Each line in the records that mentions the word "shopping" needs to be listed.

*** Opening of Data ***

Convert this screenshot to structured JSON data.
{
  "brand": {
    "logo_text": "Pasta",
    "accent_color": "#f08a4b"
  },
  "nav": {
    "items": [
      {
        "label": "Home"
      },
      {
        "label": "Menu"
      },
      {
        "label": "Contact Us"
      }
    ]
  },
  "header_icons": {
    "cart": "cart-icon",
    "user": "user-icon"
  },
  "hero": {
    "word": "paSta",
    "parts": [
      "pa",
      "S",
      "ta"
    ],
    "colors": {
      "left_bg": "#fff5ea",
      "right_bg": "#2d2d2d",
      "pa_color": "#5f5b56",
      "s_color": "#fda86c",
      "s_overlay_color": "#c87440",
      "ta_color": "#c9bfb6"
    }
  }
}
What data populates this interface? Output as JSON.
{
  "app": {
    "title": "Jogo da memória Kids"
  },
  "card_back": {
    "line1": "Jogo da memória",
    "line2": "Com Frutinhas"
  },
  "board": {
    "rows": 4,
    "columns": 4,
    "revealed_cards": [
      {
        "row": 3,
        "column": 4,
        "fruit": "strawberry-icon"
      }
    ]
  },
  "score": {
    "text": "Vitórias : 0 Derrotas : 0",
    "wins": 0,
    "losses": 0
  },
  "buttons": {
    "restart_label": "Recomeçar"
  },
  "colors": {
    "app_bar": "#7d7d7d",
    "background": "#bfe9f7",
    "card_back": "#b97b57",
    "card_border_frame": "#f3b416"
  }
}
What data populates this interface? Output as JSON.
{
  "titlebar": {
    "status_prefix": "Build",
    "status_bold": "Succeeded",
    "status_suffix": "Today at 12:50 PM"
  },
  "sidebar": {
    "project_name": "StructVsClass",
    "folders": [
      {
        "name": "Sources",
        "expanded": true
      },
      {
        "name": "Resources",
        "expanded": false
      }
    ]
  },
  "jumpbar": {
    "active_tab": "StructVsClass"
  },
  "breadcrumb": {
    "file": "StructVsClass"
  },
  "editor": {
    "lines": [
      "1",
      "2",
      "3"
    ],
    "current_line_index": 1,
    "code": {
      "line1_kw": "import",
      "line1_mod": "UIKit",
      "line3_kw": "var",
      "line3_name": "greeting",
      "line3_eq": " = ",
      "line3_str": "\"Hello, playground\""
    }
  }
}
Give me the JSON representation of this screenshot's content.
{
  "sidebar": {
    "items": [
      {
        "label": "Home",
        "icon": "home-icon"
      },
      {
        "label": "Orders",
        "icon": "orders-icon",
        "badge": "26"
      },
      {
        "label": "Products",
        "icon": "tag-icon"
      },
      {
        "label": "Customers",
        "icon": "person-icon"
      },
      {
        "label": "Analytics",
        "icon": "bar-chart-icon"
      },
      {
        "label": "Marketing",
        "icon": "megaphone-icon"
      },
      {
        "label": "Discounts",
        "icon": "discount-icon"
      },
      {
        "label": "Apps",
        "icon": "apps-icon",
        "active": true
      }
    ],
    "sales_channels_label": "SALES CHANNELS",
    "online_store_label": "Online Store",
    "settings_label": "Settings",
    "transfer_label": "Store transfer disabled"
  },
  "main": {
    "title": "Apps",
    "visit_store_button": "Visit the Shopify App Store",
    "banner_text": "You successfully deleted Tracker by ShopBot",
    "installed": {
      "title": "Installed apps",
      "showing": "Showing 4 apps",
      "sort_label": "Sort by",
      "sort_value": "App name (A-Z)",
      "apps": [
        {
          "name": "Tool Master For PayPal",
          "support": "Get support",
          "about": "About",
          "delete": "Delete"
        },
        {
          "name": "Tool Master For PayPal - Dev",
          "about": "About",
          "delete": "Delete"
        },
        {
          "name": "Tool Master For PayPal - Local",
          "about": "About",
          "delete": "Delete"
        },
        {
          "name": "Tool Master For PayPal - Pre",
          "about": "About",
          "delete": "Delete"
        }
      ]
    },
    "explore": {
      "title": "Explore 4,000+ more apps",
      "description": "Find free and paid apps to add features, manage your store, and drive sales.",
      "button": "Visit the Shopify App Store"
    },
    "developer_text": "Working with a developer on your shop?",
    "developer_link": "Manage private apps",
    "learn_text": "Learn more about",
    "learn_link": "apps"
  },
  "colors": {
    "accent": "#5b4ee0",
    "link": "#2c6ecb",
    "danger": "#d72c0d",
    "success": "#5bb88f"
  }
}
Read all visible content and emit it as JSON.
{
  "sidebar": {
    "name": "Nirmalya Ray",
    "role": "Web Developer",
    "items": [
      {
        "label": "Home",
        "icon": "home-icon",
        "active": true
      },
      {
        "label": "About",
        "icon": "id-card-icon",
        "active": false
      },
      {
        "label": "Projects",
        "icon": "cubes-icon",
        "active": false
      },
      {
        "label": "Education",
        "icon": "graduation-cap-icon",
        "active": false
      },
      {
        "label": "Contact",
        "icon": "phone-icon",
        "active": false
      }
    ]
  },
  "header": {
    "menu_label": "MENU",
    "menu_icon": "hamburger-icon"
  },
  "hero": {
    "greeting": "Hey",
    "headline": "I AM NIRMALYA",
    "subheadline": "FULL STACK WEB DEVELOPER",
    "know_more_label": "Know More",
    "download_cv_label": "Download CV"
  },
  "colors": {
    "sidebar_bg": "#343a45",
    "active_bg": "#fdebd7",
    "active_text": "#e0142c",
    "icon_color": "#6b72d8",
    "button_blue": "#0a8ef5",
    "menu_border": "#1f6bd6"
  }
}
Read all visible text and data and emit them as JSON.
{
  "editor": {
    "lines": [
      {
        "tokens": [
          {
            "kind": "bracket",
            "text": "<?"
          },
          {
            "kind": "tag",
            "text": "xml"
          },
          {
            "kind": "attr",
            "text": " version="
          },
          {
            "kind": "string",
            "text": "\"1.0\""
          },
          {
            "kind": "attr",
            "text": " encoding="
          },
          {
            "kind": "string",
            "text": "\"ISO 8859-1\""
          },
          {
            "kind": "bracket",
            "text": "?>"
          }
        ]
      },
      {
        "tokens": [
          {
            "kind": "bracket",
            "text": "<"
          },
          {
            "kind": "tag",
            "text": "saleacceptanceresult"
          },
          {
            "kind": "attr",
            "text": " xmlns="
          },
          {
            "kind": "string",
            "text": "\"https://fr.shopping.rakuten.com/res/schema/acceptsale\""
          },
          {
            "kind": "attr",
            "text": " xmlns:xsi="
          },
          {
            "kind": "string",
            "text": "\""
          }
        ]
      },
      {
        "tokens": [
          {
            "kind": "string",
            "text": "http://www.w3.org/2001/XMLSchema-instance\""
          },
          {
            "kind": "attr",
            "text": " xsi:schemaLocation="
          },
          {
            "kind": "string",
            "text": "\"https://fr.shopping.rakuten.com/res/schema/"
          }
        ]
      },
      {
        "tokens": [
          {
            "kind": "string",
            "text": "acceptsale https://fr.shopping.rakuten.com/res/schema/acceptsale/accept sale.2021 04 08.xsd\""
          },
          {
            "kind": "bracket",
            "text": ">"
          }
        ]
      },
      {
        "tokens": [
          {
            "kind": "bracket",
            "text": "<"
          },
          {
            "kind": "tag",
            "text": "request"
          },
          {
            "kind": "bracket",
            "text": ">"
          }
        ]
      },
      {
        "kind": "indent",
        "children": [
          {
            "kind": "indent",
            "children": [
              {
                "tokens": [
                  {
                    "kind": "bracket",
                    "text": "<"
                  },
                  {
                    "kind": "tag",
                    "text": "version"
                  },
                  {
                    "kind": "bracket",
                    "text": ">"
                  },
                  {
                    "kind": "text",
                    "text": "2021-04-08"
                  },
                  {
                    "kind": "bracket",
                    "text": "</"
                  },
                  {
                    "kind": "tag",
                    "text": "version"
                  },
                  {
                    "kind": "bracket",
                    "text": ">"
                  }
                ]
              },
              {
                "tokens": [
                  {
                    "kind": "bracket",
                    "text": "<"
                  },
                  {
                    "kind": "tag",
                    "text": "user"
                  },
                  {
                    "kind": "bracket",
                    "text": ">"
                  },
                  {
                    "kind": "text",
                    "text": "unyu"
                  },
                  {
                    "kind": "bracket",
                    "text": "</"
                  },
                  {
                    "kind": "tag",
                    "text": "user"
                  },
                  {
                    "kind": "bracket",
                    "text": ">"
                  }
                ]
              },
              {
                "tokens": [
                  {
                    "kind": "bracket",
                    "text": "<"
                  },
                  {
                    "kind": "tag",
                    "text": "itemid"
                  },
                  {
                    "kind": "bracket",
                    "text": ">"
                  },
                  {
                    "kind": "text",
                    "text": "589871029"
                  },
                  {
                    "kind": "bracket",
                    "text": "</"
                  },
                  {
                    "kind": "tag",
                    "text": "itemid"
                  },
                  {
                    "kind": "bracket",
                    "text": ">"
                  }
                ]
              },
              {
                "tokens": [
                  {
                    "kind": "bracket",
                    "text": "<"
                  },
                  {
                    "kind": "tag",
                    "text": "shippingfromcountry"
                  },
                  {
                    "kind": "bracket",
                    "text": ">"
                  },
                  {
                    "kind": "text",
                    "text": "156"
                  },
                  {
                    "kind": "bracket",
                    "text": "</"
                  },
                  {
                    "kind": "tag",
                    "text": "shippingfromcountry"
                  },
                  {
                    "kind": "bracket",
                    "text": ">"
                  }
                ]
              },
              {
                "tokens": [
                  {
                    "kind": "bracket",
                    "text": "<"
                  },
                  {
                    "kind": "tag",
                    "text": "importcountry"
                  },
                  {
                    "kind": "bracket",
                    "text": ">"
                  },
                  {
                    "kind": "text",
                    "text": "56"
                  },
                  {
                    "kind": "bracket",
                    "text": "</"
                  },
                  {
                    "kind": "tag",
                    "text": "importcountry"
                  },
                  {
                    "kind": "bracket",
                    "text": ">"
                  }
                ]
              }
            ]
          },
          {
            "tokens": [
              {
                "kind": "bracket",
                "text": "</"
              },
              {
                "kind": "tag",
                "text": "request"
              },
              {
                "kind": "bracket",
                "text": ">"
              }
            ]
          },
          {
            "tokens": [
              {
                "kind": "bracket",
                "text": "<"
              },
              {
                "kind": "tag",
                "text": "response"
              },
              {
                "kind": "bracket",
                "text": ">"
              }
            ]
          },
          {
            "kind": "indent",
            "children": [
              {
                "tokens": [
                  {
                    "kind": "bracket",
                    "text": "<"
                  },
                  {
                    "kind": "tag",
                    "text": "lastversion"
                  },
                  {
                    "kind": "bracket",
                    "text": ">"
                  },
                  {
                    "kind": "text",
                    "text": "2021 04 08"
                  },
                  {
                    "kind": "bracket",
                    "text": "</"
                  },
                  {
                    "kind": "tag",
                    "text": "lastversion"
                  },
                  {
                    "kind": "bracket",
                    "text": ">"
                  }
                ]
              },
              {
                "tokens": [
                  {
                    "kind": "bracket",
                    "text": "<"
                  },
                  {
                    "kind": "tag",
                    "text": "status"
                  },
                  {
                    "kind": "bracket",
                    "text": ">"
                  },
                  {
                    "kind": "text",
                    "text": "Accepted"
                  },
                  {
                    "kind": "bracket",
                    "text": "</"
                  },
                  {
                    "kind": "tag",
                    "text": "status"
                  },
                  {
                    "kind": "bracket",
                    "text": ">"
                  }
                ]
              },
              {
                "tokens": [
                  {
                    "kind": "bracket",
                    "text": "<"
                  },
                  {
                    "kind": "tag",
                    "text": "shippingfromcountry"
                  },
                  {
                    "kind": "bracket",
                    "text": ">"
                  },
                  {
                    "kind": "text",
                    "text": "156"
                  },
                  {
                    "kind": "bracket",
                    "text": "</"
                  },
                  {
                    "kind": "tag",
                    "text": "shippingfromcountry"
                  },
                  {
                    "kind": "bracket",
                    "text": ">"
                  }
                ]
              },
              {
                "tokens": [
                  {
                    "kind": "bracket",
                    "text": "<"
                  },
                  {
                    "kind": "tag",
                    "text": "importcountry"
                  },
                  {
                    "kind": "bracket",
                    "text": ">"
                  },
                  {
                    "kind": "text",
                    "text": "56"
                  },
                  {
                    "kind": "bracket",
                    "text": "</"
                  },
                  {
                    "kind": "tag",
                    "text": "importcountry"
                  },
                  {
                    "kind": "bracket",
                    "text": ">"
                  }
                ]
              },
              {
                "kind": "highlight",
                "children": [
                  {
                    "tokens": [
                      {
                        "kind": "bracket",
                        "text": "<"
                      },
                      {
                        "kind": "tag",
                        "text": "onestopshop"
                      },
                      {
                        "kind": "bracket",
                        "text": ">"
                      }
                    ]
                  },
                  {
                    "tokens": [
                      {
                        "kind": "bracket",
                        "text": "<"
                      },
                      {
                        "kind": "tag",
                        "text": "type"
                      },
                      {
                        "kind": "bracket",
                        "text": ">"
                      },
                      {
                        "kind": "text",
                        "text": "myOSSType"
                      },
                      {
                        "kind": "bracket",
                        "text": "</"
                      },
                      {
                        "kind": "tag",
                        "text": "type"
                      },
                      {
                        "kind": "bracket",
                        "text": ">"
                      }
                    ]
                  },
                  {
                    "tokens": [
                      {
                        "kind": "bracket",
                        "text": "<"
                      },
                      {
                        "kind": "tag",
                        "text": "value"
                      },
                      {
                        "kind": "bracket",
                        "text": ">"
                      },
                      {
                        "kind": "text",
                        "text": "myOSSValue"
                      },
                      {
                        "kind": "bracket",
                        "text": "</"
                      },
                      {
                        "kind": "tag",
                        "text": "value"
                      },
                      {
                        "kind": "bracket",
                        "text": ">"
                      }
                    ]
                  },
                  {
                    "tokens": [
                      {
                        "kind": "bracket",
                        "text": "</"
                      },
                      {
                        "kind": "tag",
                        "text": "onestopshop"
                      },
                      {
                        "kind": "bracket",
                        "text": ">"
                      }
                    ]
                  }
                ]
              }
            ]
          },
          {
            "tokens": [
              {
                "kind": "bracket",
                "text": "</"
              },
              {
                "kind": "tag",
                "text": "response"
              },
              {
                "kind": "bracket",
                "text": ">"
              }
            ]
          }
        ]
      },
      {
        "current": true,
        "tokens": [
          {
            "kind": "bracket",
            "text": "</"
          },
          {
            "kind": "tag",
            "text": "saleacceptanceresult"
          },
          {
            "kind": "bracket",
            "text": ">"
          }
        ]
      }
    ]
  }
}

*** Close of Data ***

Task solution =
            "text": "\"https://fr.shopping.rakuten.com/res/schema/acceptsale\""
            "text": "\"https://fr.shopping.rakuten.com/res/schema/"
            "text": "acceptsale https://fr.shopping.rakuten.com/res/schema/acceptsale/accept sale.2021 04 08.xsd\""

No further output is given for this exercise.